Review By Daron Jacks

I had no expectations about seeing the Counting Crows live, I simply had no idea what to expect.

Like many, I was a Mr Jones Crows fan. There was hardly a household in the ‘90s that didn’t have a copy of August And Everything After in their CD player. Remember those old things?

But that was 30 years ago and having flogged the CD it soon gathered dust on the shelf like so many other great albums before and after them.

Sure, I enjoyed their cover of Joni Mitchell’s Big Yellow Taxi, but I never really stuck with the Counting Crows. And after taking in two hours of their live show at the Palais, I now regret not soaking up the next three decades of their discography.

But I will now.

Checking out the audience filing into any gig usually gives you an understanding of the longevity of the band, and type of fan.
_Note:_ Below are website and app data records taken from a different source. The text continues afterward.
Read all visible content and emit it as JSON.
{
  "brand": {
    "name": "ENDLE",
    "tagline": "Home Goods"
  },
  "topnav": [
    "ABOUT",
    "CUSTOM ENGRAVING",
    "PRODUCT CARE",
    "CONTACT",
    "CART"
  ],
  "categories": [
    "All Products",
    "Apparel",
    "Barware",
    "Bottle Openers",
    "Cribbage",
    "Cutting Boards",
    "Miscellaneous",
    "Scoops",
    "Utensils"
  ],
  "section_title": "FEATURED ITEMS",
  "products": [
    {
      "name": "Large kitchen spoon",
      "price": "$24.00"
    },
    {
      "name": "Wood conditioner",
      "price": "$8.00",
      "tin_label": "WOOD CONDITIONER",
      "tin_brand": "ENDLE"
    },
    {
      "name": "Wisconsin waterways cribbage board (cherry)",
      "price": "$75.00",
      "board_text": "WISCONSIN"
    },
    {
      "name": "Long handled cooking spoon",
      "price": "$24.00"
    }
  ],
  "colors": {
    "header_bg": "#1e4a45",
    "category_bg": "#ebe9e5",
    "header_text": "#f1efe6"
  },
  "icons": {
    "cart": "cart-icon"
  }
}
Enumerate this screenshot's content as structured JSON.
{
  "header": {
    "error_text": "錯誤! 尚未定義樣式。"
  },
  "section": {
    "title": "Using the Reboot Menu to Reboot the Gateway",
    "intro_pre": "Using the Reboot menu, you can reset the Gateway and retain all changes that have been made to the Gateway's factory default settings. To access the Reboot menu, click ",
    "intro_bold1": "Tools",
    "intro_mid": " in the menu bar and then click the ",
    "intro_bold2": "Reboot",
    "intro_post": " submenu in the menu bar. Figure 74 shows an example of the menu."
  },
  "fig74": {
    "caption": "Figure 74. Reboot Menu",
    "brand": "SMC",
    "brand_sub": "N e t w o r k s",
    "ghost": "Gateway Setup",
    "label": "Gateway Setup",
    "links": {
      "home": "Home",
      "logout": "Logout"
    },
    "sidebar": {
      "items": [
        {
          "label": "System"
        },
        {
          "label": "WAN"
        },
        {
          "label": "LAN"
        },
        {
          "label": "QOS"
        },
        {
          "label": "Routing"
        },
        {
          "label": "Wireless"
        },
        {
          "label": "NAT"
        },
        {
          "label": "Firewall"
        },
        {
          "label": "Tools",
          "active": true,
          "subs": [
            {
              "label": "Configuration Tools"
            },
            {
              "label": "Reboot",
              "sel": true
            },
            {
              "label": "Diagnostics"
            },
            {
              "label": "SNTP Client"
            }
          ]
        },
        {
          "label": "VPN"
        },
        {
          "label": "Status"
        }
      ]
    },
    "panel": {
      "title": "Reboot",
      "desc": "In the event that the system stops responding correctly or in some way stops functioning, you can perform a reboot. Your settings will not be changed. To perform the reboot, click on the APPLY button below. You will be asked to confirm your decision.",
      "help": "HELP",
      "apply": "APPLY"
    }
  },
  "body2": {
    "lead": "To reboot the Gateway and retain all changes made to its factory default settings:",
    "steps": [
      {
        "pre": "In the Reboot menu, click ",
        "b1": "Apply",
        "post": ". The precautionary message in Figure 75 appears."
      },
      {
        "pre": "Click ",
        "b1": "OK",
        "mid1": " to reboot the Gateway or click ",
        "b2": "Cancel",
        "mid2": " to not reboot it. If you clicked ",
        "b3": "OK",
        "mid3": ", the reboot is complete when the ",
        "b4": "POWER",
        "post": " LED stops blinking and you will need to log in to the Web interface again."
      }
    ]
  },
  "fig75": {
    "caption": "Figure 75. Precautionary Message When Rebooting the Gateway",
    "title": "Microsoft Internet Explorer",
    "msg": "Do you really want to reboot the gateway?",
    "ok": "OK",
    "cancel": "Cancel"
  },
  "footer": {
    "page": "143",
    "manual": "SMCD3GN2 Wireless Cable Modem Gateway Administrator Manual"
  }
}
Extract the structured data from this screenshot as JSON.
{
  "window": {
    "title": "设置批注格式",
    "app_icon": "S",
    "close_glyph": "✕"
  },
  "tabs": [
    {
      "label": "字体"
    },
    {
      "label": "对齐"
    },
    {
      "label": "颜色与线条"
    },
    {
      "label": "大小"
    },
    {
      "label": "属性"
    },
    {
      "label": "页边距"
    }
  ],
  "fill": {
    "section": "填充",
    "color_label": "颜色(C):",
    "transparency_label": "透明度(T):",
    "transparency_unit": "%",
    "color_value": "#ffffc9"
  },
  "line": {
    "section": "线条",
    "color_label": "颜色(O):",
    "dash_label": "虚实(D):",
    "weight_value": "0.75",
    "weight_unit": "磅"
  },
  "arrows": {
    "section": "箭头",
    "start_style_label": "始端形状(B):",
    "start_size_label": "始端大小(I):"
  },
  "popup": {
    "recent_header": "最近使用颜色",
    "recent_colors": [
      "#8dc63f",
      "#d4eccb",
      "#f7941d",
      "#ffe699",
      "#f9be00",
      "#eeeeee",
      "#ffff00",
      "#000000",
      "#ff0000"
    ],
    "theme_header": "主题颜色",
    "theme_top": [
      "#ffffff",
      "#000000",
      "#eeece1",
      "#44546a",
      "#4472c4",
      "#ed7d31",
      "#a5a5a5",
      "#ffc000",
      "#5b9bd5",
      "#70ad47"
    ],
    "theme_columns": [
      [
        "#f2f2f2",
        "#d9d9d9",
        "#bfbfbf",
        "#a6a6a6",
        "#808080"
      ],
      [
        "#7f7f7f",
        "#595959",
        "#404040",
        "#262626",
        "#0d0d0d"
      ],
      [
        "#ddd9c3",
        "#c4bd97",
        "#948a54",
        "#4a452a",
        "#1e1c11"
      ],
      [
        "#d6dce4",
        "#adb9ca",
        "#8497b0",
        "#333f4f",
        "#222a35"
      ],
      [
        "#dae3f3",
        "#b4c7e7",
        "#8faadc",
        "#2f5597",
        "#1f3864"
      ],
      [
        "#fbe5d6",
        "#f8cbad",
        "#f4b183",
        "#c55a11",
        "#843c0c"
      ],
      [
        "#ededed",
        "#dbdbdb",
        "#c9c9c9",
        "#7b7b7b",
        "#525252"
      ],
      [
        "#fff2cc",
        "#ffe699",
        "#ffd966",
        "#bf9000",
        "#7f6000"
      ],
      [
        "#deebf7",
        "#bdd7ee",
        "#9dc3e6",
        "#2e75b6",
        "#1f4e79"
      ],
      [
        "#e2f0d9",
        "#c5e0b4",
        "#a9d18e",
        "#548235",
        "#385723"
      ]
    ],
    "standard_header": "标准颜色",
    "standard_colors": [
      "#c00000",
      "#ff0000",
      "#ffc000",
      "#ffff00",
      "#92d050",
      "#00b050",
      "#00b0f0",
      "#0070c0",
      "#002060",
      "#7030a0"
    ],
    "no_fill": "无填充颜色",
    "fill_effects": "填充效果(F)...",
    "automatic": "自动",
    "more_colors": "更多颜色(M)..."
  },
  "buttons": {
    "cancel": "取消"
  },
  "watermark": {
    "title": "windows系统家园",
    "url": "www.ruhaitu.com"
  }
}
So, seeing plenty of middle-aged Melbourne making their way to a seat was guaranteed, but many twenty and thirty somethings were also there.

Maybe they grew up with their parents flogging that fantastic debut album way back when, but their enthusiasm for the later songs only reinforced the Crows have been prolific and no less bloody good musos for many years and counting (pun intended!).

Frank Turner (playing solo without his Sleeping Souls band) warmed up the audience and detailed his 35-year love-hate relationship with his father and the unexpected reconciliation when angry dad came out as transwoman Miranda, hence his song Miranda was a standout.

Counting Crows opened with Hard Candy and quickly got Mr Jones out of the way. It set a tone for songs given some improvisation and not a rigid replay of the recorded version.

Lead singer Adam Duritz entertains with his engaging banter and clear humility, so much so the sold-out Palais felt like and intimate venue.

Colorblind and Omaha soon followed, and a cover of Teenage Fanclub’s Start Again. Big Yellow Taxi got the audience up, but Duritz brought it down with Miami, his story of breaking up with a girlfriend on tour, but not telling her yet.

As the Crows meandered through their albums showcasing their musicianship and storytelling, my wife summed it up perfectly as she leaned in and whispered, “I feel Like I’m at a musical”.

And it did. Stories that touched the heart with sadness and happiness, and the relaxed nature with which each song was delivered by Durtiz talking to the audience.

Rain King once again got bums off seats and for more singing and an encore of Hanginaround and Holiday in Spain closed out two hours on stage.

The Counting Crows are so much more than Mr Jones. They are worth every cent to see live and while it may have taken 30 years to break that cherry, I now have 30 years of songs to explore, and based on their enthusiasm on this Butter Miracle Tour, there’s bound to be more to come.

They still have one show left in Melbourne at Hamer Hall this Thursday before heading to Sydney, so don’t walk, run to snap up these tickets.  Easter just got a whole lot better.

You can still catch COUNTING CROWS at the following dates:

April 6th - Hamer Hall, Melbourne

April 9th - Enmore Theatre, Sydney

Arpil 11th - Enmore Theatre, Sydney 

Tickets available here